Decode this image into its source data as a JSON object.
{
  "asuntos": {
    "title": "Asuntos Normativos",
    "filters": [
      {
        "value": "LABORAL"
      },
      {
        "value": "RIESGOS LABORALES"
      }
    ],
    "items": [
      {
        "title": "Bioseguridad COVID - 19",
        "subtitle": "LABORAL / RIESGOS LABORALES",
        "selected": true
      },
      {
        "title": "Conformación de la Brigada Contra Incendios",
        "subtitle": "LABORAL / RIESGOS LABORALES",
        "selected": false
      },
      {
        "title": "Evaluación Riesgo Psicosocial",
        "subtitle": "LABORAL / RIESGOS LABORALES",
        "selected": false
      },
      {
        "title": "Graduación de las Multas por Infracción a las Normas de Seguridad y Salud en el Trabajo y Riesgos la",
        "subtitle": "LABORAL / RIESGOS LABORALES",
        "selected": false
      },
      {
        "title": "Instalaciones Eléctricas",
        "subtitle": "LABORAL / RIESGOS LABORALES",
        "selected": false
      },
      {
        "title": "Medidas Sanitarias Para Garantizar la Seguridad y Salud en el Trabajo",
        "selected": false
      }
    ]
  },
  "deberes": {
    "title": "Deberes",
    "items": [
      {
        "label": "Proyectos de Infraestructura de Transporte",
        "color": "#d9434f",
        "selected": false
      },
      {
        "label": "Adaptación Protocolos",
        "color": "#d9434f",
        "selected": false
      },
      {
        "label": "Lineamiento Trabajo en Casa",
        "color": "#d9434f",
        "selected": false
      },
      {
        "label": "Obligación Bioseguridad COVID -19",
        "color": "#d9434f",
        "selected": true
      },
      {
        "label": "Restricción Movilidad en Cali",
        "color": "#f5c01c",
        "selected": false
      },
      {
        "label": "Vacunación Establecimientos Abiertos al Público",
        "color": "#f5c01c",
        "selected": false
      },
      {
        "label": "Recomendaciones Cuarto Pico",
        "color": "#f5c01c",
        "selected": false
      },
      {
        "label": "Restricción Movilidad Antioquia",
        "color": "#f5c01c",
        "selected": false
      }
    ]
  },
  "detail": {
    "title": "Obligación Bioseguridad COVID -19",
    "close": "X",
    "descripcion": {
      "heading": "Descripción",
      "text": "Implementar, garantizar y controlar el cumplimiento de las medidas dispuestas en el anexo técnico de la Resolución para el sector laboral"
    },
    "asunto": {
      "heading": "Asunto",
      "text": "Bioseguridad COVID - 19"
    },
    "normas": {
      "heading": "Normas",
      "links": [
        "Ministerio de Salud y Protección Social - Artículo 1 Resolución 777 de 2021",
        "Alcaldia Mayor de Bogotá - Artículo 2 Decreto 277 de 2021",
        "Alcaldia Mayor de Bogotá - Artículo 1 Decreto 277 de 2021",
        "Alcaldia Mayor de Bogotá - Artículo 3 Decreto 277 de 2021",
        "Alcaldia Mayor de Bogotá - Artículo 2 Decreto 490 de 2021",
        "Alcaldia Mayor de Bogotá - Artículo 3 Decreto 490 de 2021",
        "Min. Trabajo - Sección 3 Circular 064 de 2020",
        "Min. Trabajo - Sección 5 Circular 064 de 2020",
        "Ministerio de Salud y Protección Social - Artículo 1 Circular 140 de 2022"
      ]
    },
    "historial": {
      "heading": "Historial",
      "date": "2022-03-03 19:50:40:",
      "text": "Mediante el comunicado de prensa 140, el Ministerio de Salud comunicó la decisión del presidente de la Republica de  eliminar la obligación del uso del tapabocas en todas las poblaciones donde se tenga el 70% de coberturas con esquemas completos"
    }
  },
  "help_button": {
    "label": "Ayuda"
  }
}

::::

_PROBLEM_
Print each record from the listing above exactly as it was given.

_WRITTEN SOLUTION_
Decode this image into its source data as a JSON object.
{
  "asuntos": {
    "title": "Asuntos Normativos",
    "filters": [
      {
        "value": "LABORAL"
      },
      {
        "value": "RIESGOS LABORALES"
      }
    ],
    "items": [
      {
        "title": "Bioseguridad COVID - 19",
        "subtitle": "LABORAL / RIESGOS LABORALES",
        "selected": true
      },
      {
        "title": "Conformación de la Brigada Contra Incendios",
        "subtitle": "LABORAL / RIESGOS LABORALES",
        "selected": false
      },
      {
        "title": "Evaluación Riesgo Psicosocial",
        "subtitle": "LABORAL / RIESGOS LABORALES",
        "selected": false
      },
      {
        "title": "Graduación de las Multas por Infracción a las Normas de Seguridad y Salud en el Trabajo y Riesgos la",
        "subtitle": "LABORAL / RIESGOS LABORALES",
        "selected": false
      },
      {
        "title": "Instalaciones Eléctricas",
        "subtitle": "LABORAL / RIESGOS LABORALES",
        "selected": false
      },
      {
        "title": "Medidas Sanitarias Para Garantizar la Seguridad y Salud en el Trabajo",
        "selected": false
      }
    ]
  },
  "deberes": {
    "title": "Deberes",
    "items": [
      {
        "label": "Proyectos de Infraestructura de Transporte",
        "color": "#d9434f",
        "selected": false
      },
      {
        "label": "Adaptación Protocolos",
        "color": "#d9434f",
        "selected": false
      },
      {
        "label": "Lineamiento Trabajo en Casa",
        "color": "#d9434f",
        "selected": false
      },
      {
        "label": "Obligación Bioseguridad COVID -19",
        "color": "#d9434f",
        "selected": true
      },
      {
        "label": "Restricción Movilidad en Cali",
        "color": "#f5c01c",
        "selected": false
      },
      {
        "label": "Vacunación Establecimientos Abiertos al Público",
        "color": "#f5c01c",
        "selected": false
      },
      {
        "label": "Recomendaciones Cuarto Pico",
        "color": "#f5c01c",
        "selected": false
      },
      {
        "label": "Restricción Movilidad Antioquia",
        "color": "#f5c01c",
        "selected": false
      }
    ]
  },
  "detail": {
    "title": "Obligación Bioseguridad COVID -19",
    "close": "X",
    "descripcion": {
      "heading": "Descripción",
      "text": "Implementar, garantizar y controlar el cumplimiento de las medidas dispuestas en el anexo técnico de la Resolución para el sector laboral"
    },
    "asunto": {
      "heading": "Asunto",
      "text": "Bioseguridad COVID - 19"
    },
    "normas": {
      "heading": "Normas",
      "links": [
        "Ministerio de Salud y Protección Social - Artículo 1 Resolución 777 de 2021",
        "Alcaldia Mayor de Bogotá - Artículo 2 Decreto 277 de 2021",
        "Alcaldia Mayor de Bogotá - Artículo 1 Decreto 277 de 2021",
        "Alcaldia Mayor de Bogotá - Artículo 3 Decreto 277 de 2021",
        "Alcaldia Mayor de Bogotá - Artículo 2 Decreto 490 de 2021",
        "Alcaldia Mayor de Bogotá - Artículo 3 Decreto 490 de 2021",
        "Min. Trabajo - Sección 3 Circular 064 de 2020",
        "Min. Trabajo - Sección 5 Circular 064 de 2020",
        "Ministerio de Salud y Protección Social - Artículo 1 Circular 140 de 2022"
      ]
    },
    "historial": {
      "heading": "Historial",
      "date": "2022-03-03 19:50:40:",
      "text": "Mediante el comunicado de prensa 140, el Ministerio de Salud comunicó la decisión del presidente de la Republica de  eliminar la obligación del uso del tapabocas en todas las poblaciones donde se tenga el 70% de coberturas con esquemas completos"
    }
  },
  "help_button": {
    "label": "Ayuda"
  }
}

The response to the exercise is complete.